Since I’ve previously written about David Kelley of IDEO, I suppose it’s only fair that I dedicate a post to his brother and fellow IDEO legend Tom Kelley. But whereas I shared David Kelley’s insights into how design thinking is changing the way business operates, it’s one of Tom Kelley’s ideas about innovation that I want to promote in this post. Kelley was recently interviewed at IdeaConnection, and I recommend you give the entire interview a good reading. But Kelley’s mention of “trigger points” captured my attention, and got me thinking about how this ideas can apply to our libraries.
The idea behind the trigger point is pretty simple. According to Kelley it is:
the one or two essential elements in a product that are important to your customers. Sometimes you gain a competitive edge by fixing a problem or designing a great customer experience around those trigger points. If you make everything about your product or service continuously better and add more features, you may end up with a product or service that customers can’t afford and don’t understand.
So the trigger point is the one thing, or maybe two things, that really makes the difference for the potential library users – or as Kelley puts it – the offering that gets the person past whatever threshold was keeping them from using the service. What might that threshold be for the typical library, and how do we make this trigger point easier to navigate or how might we build a better experience around it?
It might not be the same for each library. In my own library a trigger point would be the web site and the access it provides to electronic resources. Our 2009 LibQual survey results clearly indicated that for our faculty and students it is highly important to easily find and connect to those resources. If we can do only one thing to create a better experience and loyal customer it would mean a better web site that allows for easier navigation and location of resources. On the other hand, it only tells us what it is important to the user, not the obvious solution. It may be that the solution isn’t a better website in terms of finding and connecting to e-resources. The solution may be creating simpler and more convenient paths to the e-resources from wherever the end user is most likely to begin their navigation path. So we also need to do a better job of learning and understanding how our users want to find and connect to the e-resources they need. It may be we need to better integrate the paths to the e-resources into course management systems or social networks.

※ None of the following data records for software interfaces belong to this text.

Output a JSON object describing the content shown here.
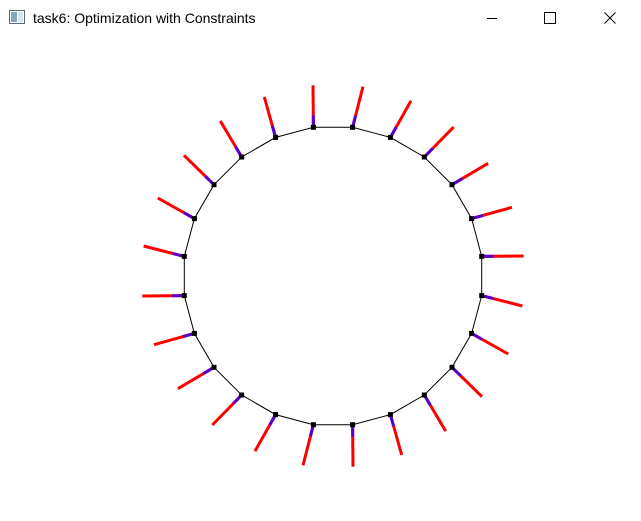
{
  "window": {
    "title": "task6: Optimization with Constraints",
    "icon": "window-app-icon",
    "controls": [
      "minimize-icon",
      "maximize-icon",
      "close-icon"
    ]
  },
  "scene": {
    "description_shape": "closed polygon ring",
    "vertex_count": 24,
    "colors": {
      "outline": "#000000",
      "vertex": "#000000",
      "force_vector": "#ff0000",
      "constraint_vector": "#5500cc"
    }
  }
}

And although some might suggest the library building itself is no longer that important, we are learning that our faculty and graduate students currently avoid our building because it is an unpleasant experience for them. They find the undergraduates too noisy. They want dedicated study and research space that better serves their needs and the way they work. For these community members the building and its available study space is clearly another trigger point. We need to create improvements that will get the faculty and graduate students past the threshold that presently serves as a barrier to their coming to and using the library facility.
Thinking more about library trigger points strikes me as one good way to begin a process of understanding the library experience beyond just fixing a series of things that are broken. Yes, it is important to fix what is broken, but no combination of small fixes is likely to tackle the challenge of identifying the one or two trigger points and developing appropriate solutions that will turn a non-user into a library user.